"Granted, sir. McCracken has faced his share of madmen and psychopaths, but never anything like this. We could be talking about the end of government as we have come to know it in the United States. And it's already begun. The indications are there."
"You really believe they can pull this off, don't you?"
"They think they can."
"That's not what I asked you."
"But that's the answer that matters. Because by all rights, what they're planning to do is impossible. The mechanisms, the levels, the built-in protections of our government--they know about them as clearly as we do, clearer even.
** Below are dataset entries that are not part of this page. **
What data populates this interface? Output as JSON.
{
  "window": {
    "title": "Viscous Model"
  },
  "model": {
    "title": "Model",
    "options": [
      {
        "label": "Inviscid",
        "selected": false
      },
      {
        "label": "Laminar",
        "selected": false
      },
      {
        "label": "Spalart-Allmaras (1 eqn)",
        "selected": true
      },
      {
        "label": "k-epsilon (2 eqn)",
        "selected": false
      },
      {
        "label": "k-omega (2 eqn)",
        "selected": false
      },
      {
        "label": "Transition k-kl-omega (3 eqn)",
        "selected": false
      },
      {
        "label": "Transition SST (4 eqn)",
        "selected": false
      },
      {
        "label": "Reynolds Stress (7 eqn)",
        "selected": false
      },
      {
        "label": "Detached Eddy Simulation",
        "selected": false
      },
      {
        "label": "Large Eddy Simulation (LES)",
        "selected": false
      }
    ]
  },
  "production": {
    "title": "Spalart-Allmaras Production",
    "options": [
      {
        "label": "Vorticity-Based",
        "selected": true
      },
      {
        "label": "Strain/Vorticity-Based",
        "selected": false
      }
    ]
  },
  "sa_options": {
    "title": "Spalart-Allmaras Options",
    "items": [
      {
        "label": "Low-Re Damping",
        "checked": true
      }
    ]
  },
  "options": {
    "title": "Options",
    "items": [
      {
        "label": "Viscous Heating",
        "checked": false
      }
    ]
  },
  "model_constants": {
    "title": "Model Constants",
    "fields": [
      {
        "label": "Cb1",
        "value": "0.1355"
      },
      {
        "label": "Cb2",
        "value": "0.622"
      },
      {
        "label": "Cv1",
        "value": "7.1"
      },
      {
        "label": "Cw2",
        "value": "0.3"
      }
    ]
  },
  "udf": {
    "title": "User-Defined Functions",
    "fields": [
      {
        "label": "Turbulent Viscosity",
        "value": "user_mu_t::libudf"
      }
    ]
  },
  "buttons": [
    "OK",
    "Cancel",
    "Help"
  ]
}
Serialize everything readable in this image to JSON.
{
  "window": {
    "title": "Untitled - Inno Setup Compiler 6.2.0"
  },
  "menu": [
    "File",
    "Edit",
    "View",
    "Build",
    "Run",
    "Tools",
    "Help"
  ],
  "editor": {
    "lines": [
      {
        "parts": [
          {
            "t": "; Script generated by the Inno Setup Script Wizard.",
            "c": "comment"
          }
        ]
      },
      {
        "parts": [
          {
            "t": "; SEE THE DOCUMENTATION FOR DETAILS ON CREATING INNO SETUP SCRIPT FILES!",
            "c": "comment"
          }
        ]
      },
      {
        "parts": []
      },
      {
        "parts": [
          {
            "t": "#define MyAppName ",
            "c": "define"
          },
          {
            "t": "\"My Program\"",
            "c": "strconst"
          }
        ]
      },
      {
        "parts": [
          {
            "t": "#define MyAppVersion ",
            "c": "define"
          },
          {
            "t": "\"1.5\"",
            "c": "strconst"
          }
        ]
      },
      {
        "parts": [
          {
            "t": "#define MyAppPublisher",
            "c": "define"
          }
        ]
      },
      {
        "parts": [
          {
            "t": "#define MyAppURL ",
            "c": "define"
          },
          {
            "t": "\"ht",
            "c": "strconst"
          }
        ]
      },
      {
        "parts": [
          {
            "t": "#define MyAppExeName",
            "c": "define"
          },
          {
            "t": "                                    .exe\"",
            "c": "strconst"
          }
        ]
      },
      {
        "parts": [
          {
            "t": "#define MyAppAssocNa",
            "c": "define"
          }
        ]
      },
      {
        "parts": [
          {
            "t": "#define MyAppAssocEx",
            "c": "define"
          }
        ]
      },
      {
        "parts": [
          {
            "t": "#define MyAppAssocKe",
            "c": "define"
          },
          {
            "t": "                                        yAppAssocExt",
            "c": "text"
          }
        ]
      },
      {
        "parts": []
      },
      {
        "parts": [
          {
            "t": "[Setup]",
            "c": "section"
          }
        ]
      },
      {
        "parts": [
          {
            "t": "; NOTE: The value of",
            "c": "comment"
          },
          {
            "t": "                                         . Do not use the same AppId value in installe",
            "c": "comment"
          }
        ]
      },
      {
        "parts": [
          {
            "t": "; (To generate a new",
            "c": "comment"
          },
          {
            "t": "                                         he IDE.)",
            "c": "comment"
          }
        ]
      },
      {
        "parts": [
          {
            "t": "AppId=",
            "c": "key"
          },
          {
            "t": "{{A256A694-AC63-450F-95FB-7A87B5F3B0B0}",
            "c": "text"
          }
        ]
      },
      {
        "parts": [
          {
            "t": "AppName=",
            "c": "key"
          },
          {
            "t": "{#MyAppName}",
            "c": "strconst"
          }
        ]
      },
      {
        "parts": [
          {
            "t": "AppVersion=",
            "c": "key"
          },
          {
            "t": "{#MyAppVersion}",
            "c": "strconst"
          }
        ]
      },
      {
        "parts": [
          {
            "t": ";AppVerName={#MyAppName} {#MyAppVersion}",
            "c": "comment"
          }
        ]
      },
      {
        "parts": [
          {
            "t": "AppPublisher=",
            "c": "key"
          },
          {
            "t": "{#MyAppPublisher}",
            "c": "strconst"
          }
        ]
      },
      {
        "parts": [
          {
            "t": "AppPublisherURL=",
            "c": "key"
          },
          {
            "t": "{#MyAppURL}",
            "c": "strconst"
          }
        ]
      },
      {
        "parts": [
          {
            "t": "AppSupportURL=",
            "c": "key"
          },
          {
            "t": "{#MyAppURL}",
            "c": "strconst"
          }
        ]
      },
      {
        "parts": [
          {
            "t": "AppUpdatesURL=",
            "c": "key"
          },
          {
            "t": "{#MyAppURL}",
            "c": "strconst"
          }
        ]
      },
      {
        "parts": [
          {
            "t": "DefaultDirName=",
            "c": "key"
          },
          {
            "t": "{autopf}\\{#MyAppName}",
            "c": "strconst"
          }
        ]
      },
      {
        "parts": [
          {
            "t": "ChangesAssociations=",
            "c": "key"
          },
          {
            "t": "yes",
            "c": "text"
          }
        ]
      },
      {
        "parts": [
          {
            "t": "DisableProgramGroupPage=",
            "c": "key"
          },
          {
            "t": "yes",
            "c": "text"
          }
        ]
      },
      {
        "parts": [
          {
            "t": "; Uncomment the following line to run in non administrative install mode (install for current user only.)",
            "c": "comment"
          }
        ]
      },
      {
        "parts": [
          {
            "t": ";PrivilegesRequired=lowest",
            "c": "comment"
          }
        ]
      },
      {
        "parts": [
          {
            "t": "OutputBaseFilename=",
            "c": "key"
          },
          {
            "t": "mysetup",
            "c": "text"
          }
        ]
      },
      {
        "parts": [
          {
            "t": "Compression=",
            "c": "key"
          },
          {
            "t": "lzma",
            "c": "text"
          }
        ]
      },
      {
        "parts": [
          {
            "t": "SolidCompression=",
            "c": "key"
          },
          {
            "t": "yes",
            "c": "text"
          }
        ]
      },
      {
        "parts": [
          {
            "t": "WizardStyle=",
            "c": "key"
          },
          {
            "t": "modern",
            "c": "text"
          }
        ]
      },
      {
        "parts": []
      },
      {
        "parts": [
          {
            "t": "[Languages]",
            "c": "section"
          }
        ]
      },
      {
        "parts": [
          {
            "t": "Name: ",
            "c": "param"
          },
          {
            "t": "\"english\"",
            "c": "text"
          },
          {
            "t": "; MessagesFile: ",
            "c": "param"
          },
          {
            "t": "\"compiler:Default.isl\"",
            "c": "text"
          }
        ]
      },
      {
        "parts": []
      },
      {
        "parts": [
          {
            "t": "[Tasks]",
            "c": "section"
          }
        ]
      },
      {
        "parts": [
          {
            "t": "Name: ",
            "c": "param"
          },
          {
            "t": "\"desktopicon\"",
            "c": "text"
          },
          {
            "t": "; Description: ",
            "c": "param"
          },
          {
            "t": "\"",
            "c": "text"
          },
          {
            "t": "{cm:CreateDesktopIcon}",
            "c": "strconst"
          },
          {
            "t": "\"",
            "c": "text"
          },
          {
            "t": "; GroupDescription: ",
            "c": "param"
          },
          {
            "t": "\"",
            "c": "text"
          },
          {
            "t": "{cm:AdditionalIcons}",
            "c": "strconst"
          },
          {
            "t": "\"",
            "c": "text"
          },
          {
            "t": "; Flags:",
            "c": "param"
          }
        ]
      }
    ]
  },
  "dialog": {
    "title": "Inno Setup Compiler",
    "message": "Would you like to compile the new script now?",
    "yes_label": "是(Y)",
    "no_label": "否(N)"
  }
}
That can only mean they've found a way to transcend all of that."
"An awful lot to transcend."
"They're planning something that makes it all possible, sir, something that we aren't considering because we can't. And unless we find out what it is, how they intend to pull this off, we won't be able to stop them."
"But McCracken will ..."
"It's what he does, sir."
" ... because he's highly mobile."
"If he uncovers the how, that might be enough."
Jardine tapped his fingers atop the lone copy of Daniels's report. "Given your past dealings with him, what makes you think he'll listen to you?"
"He won't be able to pass up the meeting, sir, for that very reason."
"You'll want to run him yourself, then."
"No one runs Blaine McCracken, sir. But if you mean liase, yes. As I said, the fewer people involved in this, the better."
"He won't trust you, Mr. Daniels."
"That's what I'm counting on, sir. I don't want him to trust me or anyone else totally. It'll be enough if he believes."
Jardine lifted the report from his desk uneasily, as if portions of it were hot. "I'll want to be kept informed of every step," he said finally.
"Of course, sir."
"When you reach McCracken, I'll want to know."
"When the meet is set, I'll want to know."
"I understand, sir."
"And one more thing, Tom. Knock off the sir business. It's Cliff from now on." Jardine tried for a smile and failed. "With the secret the two of us are sharing, we should at least be on a first-name basis."